Granada Hills, California is home to two distinct organizations: the Granada Chamber of Commerce and the Neighborhood Council. Both of these groups have similar goals, but now function as separate entities. The Chamber of Commerce was established in 1928, and one of their first successful projects was to ensure public lighting for the community. In 1931, residents were considering changing the name of the area to something other than Granada.
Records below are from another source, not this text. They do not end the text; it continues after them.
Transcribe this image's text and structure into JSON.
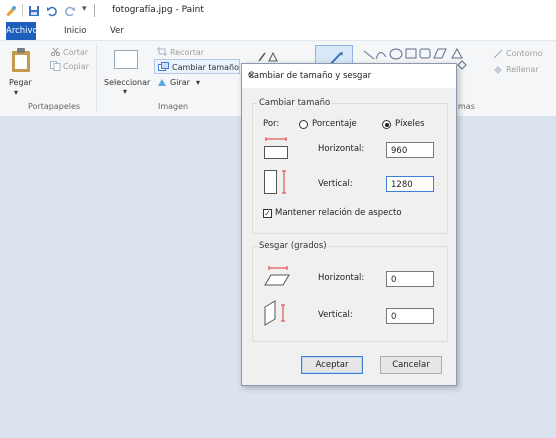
{
  "window": {
    "title": "fotografía.jpg - Paint"
  },
  "tabs": {
    "file": "Archivo",
    "home": "Inicio",
    "view": "Ver"
  },
  "ribbon": {
    "clipboard": {
      "paste": "Pegar",
      "cut": "Cortar",
      "copy": "Copiar",
      "label": "Portapapeles"
    },
    "image": {
      "select": "Seleccionar",
      "crop": "Recortar",
      "resize": "Cambiar tamaño",
      "rotate": "Girar",
      "label": "Imagen"
    },
    "shapes": {
      "outline": "Contorno",
      "fill": "Rellenar",
      "label_fragment": "mas"
    }
  },
  "dialog": {
    "title": "Cambiar de tamaño y sesgar",
    "resize_group": "Cambiar tamaño",
    "by_label": "Por:",
    "percent_option": "Porcentaje",
    "pixels_option": "Píxeles",
    "horizontal_label": "Horizontal:",
    "vertical_label": "Vertical:",
    "horizontal_value": "960",
    "vertical_value": "1280",
    "keep_ratio": "Mantener relación de aspecto",
    "skew_group": "Sesgar (grados)",
    "skew_horizontal_label": "Horizontal:",
    "skew_vertical_label": "Vertical:",
    "skew_horizontal_value": "0",
    "skew_vertical_value": "0",
    "ok": "Aceptar",
    "cancel": "Cancelar"
  },
  "colors": {
    "file_tab": "#1e5fbd",
    "accent": "#3c7fd6",
    "red_arrow": "#e0383c",
    "canvas": "#dbe3ee"
  }
}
Tilton was usually one of Granada's representatives in the West Valley Associated Chambers of Commerce, where he held the position of secretary for 15 years and was president between 1946 and 1947. The Granada pavilion served as a meeting place for the Chamber of Commerce, the Women's Club and the Granada Rabbit Association. This organization was responsible for publicizing the Granada rabbit, which was soon recognized for its excellent meat. With an approved organizing statute, neighborhood councils are free to hold open neighborhood elections. The Neighborhood Empowerment Department was created in 1999 with a minimum staff to teach people about grassroots participatory democracy and listen to their needs, dreams and suggestions. This plan establishes a flexible framework through which people in neighborhoods can be empowered to create neighborhood councils that meet their needs. The Community Plan is the long-term land use plan for the area that will shape its future, guide growth, protect its character and improve quality of life for those who live, work and invest in it.
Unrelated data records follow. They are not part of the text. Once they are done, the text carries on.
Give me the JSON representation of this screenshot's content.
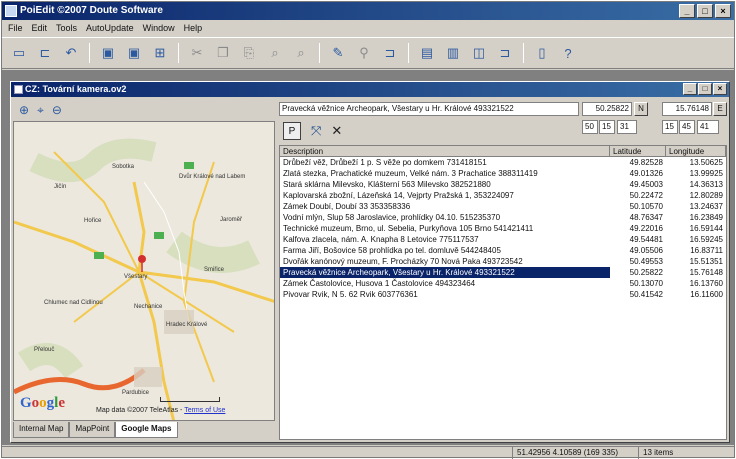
{
  "app": {
    "title": "PoiEdit ©2007 Doute Software"
  },
  "menu": [
    "File",
    "Edit",
    "Tools",
    "AutoUpdate",
    "Window",
    "Help"
  ],
  "document": {
    "title": "CZ: Tovární kamera.ov2"
  },
  "selection": {
    "text": "Pravecká věžnice Archeopark, Všestary u Hr. Králové 493321522",
    "lat": "50.25822",
    "lat_dir": "N",
    "lon": "15.76148",
    "lon_dir": "E",
    "lat_dms": [
      "50",
      "15",
      "31"
    ],
    "lon_dms": [
      "15",
      "45",
      "41"
    ]
  },
  "list": {
    "headers": [
      "Description",
      "Latitude",
      "Longitude"
    ],
    "rows": [
      {
        "desc": "Drůbeží věž, Drůbeží 1 p. S věže po domkem 731418151",
        "lat": "49.82528",
        "lon": "13.50625"
      },
      {
        "desc": "Zlatá stezka, Prachatické muzeum, Velké nám. 3 Prachatice 388311419",
        "lat": "49.01326",
        "lon": "13.99925"
      },
      {
        "desc": "Stará sklárna Milevsko, Klášterní 563 Milevsko 382521880",
        "lat": "49.45003",
        "lon": "14.36313"
      },
      {
        "desc": "Kaplovarská zbožní, Lázeňská 14, Vejprty Pražská 1, 353224097",
        "lat": "50.22472",
        "lon": "12.80289"
      },
      {
        "desc": "Zámek Doubí, Doubí 33 353358336",
        "lat": "50.10570",
        "lon": "13.24637"
      },
      {
        "desc": "Vodní mlýn, Slup 58 Jaroslavice, prohlídky 04.10. 515235370",
        "lat": "48.76347",
        "lon": "16.23849"
      },
      {
        "desc": "Technické muzeum, Brno, ul. Sebelia, Purkyňova 105 Brno 541421411",
        "lat": "49.22016",
        "lon": "16.59144"
      },
      {
        "desc": "Kalfova zlacela, nám. A. Knapha 8 Letovice 775117537",
        "lat": "49.54481",
        "lon": "16.59245"
      },
      {
        "desc": "Farma Jiří, Bošovice 58 prohlídka po tel. domluvě 544248405",
        "lat": "49.05506",
        "lon": "16.83711"
      },
      {
        "desc": "Dvořák kanónový muzeum, F. Procházky 70 Nová Paka 493723542",
        "lat": "50.49553",
        "lon": "15.51351"
      },
      {
        "desc": "Pravecká věžnice Archeopark, Všestary u Hr. Králové 493321522",
        "lat": "50.25822",
        "lon": "15.76148"
      },
      {
        "desc": "Zámek Častolovice, Husova 1 Častolovice 494323464",
        "lat": "50.13070",
        "lon": "16.13760"
      },
      {
        "desc": "Pivovar Rvik, N 5. 62 Rvik 603776361",
        "lat": "50.41542",
        "lon": "16.11600"
      }
    ],
    "selected_index": 10
  },
  "map": {
    "tabs": [
      "Internal Map",
      "MapPoint",
      "Google Maps"
    ],
    "active_tab": 2,
    "copyright": "Map data ©2007 TeleAtlas -",
    "copyright_link": "Terms of Use",
    "logo": "Google",
    "labels": [
      {
        "text": "Jičín"
      },
      {
        "text": "Dvůr Králové nad Labem"
      },
      {
        "text": "Sobotka"
      },
      {
        "text": "Jaroměř"
      },
      {
        "text": "Hořice"
      },
      {
        "text": "Všestary"
      },
      {
        "text": "Hradec Králové"
      },
      {
        "text": "Pardubice"
      },
      {
        "text": "Chlumec nad Cidlinou"
      },
      {
        "text": "Nechanice"
      },
      {
        "text": "Smiřice"
      },
      {
        "text": "Přelouč"
      }
    ]
  },
  "status": {
    "coords": "51.42956 4.10589 (169 335)",
    "count": "13 items"
  }
}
This plan is essential for achieving the goals of both the Chamber of Commerce and the Neighborhood Council. The goals of these two organizations are closely intertwined. The Chamber of Commerce works to promote economic development in Granada Hills by providing resources and support to local businesses. The Neighborhood Council works to ensure that residents have access to quality services and amenities that will improve their quality of life. Both organizations strive to create a safe and vibrant community that will attract new businesses and residents. The Chamber of Commerce works to create a business-friendly environment by providing resources such as networking opportunities, business advice, and access to capital.
They also work with local government officials to ensure that businesses have access to necessary permits and licenses. The Neighborhood Council works to ensure that residents have access to quality services such as parks, libraries, schools, public transportation, and other amenities. Both organizations also work together to promote civic engagement in Granada Hills. They host events such as town hall meetings, workshops, and seminars that allow residents to voice their opinions on important issues facing their community. They also work with local government officials to ensure that residents have access to resources such as grants and funding. The goals of both organizations are essential for creating a thriving community in Granada Hills.
By working together, they can ensure that businesses have access to resources they need to succeed while also ensuring that residents have access to quality services and amenities that will improve their quality of life.